▸ DIRECTIONS FOR THIS TASK
Copy all of the entries that follow, exactly.

◆ ◆ ◆ ◆ ◆ ◆ ◆

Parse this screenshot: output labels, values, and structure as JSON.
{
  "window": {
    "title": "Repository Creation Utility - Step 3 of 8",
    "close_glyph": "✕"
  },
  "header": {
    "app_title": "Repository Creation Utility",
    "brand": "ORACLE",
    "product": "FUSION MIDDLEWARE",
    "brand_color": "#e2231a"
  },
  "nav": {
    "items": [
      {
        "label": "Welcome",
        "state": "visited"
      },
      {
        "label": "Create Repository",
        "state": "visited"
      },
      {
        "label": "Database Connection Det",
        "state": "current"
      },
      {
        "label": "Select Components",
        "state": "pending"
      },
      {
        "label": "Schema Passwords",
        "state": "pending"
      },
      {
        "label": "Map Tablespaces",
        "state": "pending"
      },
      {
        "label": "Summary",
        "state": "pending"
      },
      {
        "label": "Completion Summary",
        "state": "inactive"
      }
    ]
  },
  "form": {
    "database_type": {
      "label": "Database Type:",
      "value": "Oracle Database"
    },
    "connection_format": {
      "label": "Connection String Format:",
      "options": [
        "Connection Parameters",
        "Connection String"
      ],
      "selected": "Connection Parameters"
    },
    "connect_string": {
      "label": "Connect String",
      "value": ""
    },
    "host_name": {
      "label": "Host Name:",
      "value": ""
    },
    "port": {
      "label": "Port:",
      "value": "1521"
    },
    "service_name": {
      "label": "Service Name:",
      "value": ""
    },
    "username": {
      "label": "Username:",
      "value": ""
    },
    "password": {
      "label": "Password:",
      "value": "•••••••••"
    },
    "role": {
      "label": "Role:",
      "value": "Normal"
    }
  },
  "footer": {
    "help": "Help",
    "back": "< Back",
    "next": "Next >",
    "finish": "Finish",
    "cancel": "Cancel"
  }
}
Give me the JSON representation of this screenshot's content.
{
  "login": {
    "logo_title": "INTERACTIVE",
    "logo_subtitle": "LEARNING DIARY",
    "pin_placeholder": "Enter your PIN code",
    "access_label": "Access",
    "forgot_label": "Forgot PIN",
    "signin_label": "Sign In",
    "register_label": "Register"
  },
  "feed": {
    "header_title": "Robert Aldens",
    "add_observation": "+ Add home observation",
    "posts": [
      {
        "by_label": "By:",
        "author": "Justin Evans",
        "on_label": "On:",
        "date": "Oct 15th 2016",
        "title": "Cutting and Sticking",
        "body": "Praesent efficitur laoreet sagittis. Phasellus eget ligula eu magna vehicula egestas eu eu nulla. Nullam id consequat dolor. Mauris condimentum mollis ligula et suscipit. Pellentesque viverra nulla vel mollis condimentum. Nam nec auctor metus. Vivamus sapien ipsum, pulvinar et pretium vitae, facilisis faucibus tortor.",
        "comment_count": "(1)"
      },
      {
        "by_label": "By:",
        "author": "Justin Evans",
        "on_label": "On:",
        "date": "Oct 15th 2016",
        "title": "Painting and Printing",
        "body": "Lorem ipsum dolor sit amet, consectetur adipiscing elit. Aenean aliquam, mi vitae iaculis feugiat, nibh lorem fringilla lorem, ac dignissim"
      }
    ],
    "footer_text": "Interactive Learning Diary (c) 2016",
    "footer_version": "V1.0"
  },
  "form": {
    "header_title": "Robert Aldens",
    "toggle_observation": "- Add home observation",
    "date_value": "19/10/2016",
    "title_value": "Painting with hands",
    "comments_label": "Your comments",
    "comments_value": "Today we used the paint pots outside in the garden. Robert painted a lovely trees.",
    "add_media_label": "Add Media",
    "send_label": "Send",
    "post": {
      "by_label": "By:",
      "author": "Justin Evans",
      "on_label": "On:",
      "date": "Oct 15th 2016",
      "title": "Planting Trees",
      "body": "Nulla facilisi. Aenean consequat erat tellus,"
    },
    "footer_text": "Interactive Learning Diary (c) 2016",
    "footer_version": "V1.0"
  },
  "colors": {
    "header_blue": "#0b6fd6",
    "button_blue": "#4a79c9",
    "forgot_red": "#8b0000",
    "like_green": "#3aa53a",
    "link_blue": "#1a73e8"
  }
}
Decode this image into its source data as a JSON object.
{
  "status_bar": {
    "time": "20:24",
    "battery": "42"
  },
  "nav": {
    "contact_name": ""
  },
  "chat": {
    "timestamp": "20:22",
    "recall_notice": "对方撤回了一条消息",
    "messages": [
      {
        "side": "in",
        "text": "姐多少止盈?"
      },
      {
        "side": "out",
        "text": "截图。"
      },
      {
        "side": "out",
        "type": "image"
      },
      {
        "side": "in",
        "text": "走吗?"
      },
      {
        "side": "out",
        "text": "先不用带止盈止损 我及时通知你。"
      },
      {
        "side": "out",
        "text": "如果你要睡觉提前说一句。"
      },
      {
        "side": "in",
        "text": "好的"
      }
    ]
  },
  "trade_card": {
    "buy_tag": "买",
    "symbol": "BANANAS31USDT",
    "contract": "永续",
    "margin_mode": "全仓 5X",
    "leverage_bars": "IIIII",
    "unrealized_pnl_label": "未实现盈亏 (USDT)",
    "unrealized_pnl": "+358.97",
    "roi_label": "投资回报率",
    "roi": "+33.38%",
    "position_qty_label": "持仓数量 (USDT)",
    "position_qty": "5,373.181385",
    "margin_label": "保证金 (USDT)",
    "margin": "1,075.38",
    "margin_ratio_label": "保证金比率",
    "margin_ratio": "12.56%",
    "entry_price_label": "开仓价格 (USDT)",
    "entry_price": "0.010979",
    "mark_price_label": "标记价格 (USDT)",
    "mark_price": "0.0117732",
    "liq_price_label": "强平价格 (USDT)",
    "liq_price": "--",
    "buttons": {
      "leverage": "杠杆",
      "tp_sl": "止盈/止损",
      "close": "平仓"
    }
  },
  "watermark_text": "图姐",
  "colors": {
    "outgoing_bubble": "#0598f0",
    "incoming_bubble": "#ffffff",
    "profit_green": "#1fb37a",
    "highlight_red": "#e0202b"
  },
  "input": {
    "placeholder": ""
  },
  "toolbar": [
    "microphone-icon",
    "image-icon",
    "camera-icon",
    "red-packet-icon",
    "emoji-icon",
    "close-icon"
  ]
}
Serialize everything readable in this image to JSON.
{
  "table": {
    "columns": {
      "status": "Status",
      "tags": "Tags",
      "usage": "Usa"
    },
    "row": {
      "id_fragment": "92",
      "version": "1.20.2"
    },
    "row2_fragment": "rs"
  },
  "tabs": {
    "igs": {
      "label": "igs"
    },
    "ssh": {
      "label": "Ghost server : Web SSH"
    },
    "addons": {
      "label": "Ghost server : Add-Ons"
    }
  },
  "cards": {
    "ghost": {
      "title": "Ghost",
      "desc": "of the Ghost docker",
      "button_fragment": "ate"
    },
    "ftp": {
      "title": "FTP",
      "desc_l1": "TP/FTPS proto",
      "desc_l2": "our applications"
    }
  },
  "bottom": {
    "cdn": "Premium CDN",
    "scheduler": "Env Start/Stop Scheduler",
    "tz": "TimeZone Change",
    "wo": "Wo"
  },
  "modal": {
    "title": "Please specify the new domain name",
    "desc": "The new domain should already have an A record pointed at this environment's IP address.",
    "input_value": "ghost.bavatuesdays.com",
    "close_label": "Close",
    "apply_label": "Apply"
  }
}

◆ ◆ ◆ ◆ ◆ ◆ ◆

▸ ANSWER BOX
Parse this screenshot: output labels, values, and structure as JSON.
{
  "window": {
    "title": "Repository Creation Utility - Step 3 of 8",
    "close_glyph": "✕"
  },
  "header": {
    "app_title": "Repository Creation Utility",
    "brand": "ORACLE",
    "product": "FUSION MIDDLEWARE",
    "brand_color": "#e2231a"
  },
  "nav": {
    "items": [
      {
        "label": "Welcome",
        "state": "visited"
      },
      {
        "label": "Create Repository",
        "state": "visited"
      },
      {
        "label": "Database Connection Det",
        "state": "current"
      },
      {
        "label": "Select Components",
        "state": "pending"
      },
      {
        "label": "Schema Passwords",
        "state": "pending"
      },
      {
        "label": "Map Tablespaces",
        "state": "pending"
      },
      {
        "label": "Summary",
        "state": "pending"
      },
      {
        "label": "Completion Summary",
        "state": "inactive"
      }
    ]
  },
  "form": {
    "database_type": {
      "label": "Database Type:",
      "value": "Oracle Database"
    },
    "connection_format": {
      "label": "Connection String Format:",
      "options": [
        "Connection Parameters",
        "Connection String"
      ],
      "selected": "Connection Parameters"
    },
    "connect_string": {
      "label": "Connect String",
      "value": ""
    },
    "host_name": {
      "label": "Host Name:",
      "value": ""
    },
    "port": {
      "label": "Port:",
      "value": "1521"
    },
    "service_name": {
      "label": "Service Name:",
      "value": ""
    },
    "username": {
      "label": "Username:",
      "value": ""
    },
    "password": {
      "label": "Password:",
      "value": "•••••••••"
    },
    "role": {
      "label": "Role:",
      "value": "Normal"
    }
  },
  "footer": {
    "help": "Help",
    "back": "< Back",
    "next": "Next >",
    "finish": "Finish",
    "cancel": "Cancel"
  }
}
Give me the JSON representation of this screenshot's content.
{
  "login": {
    "logo_title": "INTERACTIVE",
    "logo_subtitle": "LEARNING DIARY",
    "pin_placeholder": "Enter your PIN code",
    "access_label": "Access",
    "forgot_label": "Forgot PIN",
    "signin_label": "Sign In",
    "register_label": "Register"
  },
  "feed": {
    "header_title": "Robert Aldens",
    "add_observation": "+ Add home observation",
    "posts": [
      {
        "by_label": "By:",
        "author": "Justin Evans",
        "on_label": "On:",
        "date": "Oct 15th 2016",
        "title": "Cutting and Sticking",
        "body": "Praesent efficitur laoreet sagittis. Phasellus eget ligula eu magna vehicula egestas eu eu nulla. Nullam id consequat dolor. Mauris condimentum mollis ligula et suscipit. Pellentesque viverra nulla vel mollis condimentum. Nam nec auctor metus. Vivamus sapien ipsum, pulvinar et pretium vitae, facilisis faucibus tortor.",
        "comment_count": "(1)"
      },
      {
        "by_label": "By:",
        "author": "Justin Evans",
        "on_label": "On:",
        "date": "Oct 15th 2016",
        "title": "Painting and Printing",
        "body": "Lorem ipsum dolor sit amet, consectetur adipiscing elit. Aenean aliquam, mi vitae iaculis feugiat, nibh lorem fringilla lorem, ac dignissim"
      }
    ],
    "footer_text": "Interactive Learning Diary (c) 2016",
    "footer_version": "V1.0"
  },
  "form": {
    "header_title": "Robert Aldens",
    "toggle_observation": "- Add home observation",
    "date_value": "19/10/2016",
    "title_value": "Painting with hands",
    "comments_label": "Your comments",
    "comments_value": "Today we used the paint pots outside in the garden. Robert painted a lovely trees.",
    "add_media_label": "Add Media",
    "send_label": "Send",
    "post": {
      "by_label": "By:",
      "author": "Justin Evans",
      "on_label": "On:",
      "date": "Oct 15th 2016",
      "title": "Planting Trees",
      "body": "Nulla facilisi. Aenean consequat erat tellus,"
    },
    "footer_text": "Interactive Learning Diary (c) 2016",
    "footer_version": "V1.0"
  },
  "colors": {
    "header_blue": "#0b6fd6",
    "button_blue": "#4a79c9",
    "forgot_red": "#8b0000",
    "like_green": "#3aa53a",
    "link_blue": "#1a73e8"
  }
}
Decode this image into its source data as a JSON object.
{
  "status_bar": {
    "time": "20:24",
    "battery": "42"
  },
  "nav": {
    "contact_name": ""
  },
  "chat": {
    "timestamp": "20:22",
    "recall_notice": "对方撤回了一条消息",
    "messages": [
      {
        "side": "in",
        "text": "姐多少止盈?"
      },
      {
        "side": "out",
        "text": "截图。"
      },
      {
        "side": "out",
        "type": "image"
      },
      {
        "side": "in",
        "text": "走吗?"
      },
      {
        "side": "out",
        "text": "先不用带止盈止损 我及时通知你。"
      },
      {
        "side": "out",
        "text": "如果你要睡觉提前说一句。"
      },
      {
        "side": "in",
        "text": "好的"
      }
    ]
  },
  "trade_card": {
    "buy_tag": "买",
    "symbol": "BANANAS31USDT",
    "contract": "永续",
    "margin_mode": "全仓 5X",
    "leverage_bars": "IIIII",
    "unrealized_pnl_label": "未实现盈亏 (USDT)",
    "unrealized_pnl": "+358.97",
    "roi_label": "投资回报率",
    "roi": "+33.38%",
    "position_qty_label": "持仓数量 (USDT)",
    "position_qty": "5,373.181385",
    "margin_label": "保证金 (USDT)",
    "margin": "1,075.38",
    "margin_ratio_label": "保证金比率",
    "margin_ratio": "12.56%",
    "entry_price_label": "开仓价格 (USDT)",
    "entry_price": "0.010979",
    "mark_price_label": "标记价格 (USDT)",
    "mark_price": "0.0117732",
    "liq_price_label": "强平价格 (USDT)",
    "liq_price": "--",
    "buttons": {
      "leverage": "杠杆",
      "tp_sl": "止盈/止损",
      "close": "平仓"
    }
  },
  "watermark_text": "图姐",
  "colors": {
    "outgoing_bubble": "#0598f0",
    "incoming_bubble": "#ffffff",
    "profit_green": "#1fb37a",
    "highlight_red": "#e0202b"
  },
  "input": {
    "placeholder": ""
  },
  "toolbar": [
    "microphone-icon",
    "image-icon",
    "camera-icon",
    "red-packet-icon",
    "emoji-icon",
    "close-icon"
  ]
}
Serialize everything readable in this image to JSON.
{
  "table": {
    "columns": {
      "status": "Status",
      "tags": "Tags",
      "usage": "Usa"
    },
    "row": {
      "id_fragment": "92",
      "version": "1.20.2"
    },
    "row2_fragment": "rs"
  },
  "tabs": {
    "igs": {
      "label": "igs"
    },
    "ssh": {
      "label": "Ghost server : Web SSH"
    },
    "addons": {
      "label": "Ghost server : Add-Ons"
    }
  },
  "cards": {
    "ghost": {
      "title": "Ghost",
      "desc": "of the Ghost docker",
      "button_fragment": "ate"
    },
    "ftp": {
      "title": "FTP",
      "desc_l1": "TP/FTPS proto",
      "desc_l2": "our applications"
    }
  },
  "bottom": {
    "cdn": "Premium CDN",
    "scheduler": "Env Start/Stop Scheduler",
    "tz": "TimeZone Change",
    "wo": "Wo"
  },
  "modal": {
    "title": "Please specify the new domain name",
    "desc": "The new domain should already have an A record pointed at this environment's IP address.",
    "input_value": "ghost.bavatuesdays.com",
    "close_label": "Close",
    "apply_label": "Apply"
  }
}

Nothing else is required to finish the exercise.